The answer is the set of lines that include "nerovnoměrné", copied from the data below.
START INPUT
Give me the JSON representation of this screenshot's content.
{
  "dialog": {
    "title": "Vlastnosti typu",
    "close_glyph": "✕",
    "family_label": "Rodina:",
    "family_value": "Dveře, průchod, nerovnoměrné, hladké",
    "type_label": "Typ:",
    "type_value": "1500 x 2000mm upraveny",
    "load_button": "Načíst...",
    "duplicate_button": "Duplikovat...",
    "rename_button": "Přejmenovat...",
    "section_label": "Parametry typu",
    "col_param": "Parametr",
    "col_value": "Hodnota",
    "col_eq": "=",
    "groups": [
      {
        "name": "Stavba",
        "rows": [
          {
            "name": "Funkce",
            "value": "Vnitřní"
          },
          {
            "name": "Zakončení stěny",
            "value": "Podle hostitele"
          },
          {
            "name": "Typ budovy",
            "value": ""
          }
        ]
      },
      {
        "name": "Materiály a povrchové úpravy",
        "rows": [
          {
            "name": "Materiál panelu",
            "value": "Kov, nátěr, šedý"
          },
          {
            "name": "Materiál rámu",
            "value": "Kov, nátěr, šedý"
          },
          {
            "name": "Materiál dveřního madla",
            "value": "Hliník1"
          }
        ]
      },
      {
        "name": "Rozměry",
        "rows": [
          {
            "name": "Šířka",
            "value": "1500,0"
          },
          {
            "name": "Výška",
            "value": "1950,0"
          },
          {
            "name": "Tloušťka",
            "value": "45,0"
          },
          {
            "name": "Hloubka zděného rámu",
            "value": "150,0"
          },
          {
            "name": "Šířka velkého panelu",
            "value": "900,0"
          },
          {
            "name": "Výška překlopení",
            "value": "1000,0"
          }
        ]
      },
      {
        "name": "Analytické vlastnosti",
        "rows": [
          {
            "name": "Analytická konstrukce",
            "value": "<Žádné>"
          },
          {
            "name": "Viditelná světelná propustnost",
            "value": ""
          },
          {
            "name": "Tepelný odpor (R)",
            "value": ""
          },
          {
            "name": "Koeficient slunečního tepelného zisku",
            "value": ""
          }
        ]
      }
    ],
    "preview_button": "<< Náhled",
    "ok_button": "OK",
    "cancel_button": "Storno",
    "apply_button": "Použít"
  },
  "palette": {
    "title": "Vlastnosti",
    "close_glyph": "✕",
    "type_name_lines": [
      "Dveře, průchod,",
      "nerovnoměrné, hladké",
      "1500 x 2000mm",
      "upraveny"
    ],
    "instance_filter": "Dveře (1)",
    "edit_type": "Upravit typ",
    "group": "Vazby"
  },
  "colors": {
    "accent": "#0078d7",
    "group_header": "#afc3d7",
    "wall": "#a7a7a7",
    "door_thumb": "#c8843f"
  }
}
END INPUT
SOLUTION TO THE PROBLEM.
    "family_value": "Dveře, průchod, nerovnoměrné, hladké",
      "nerovnoměrné, hladké",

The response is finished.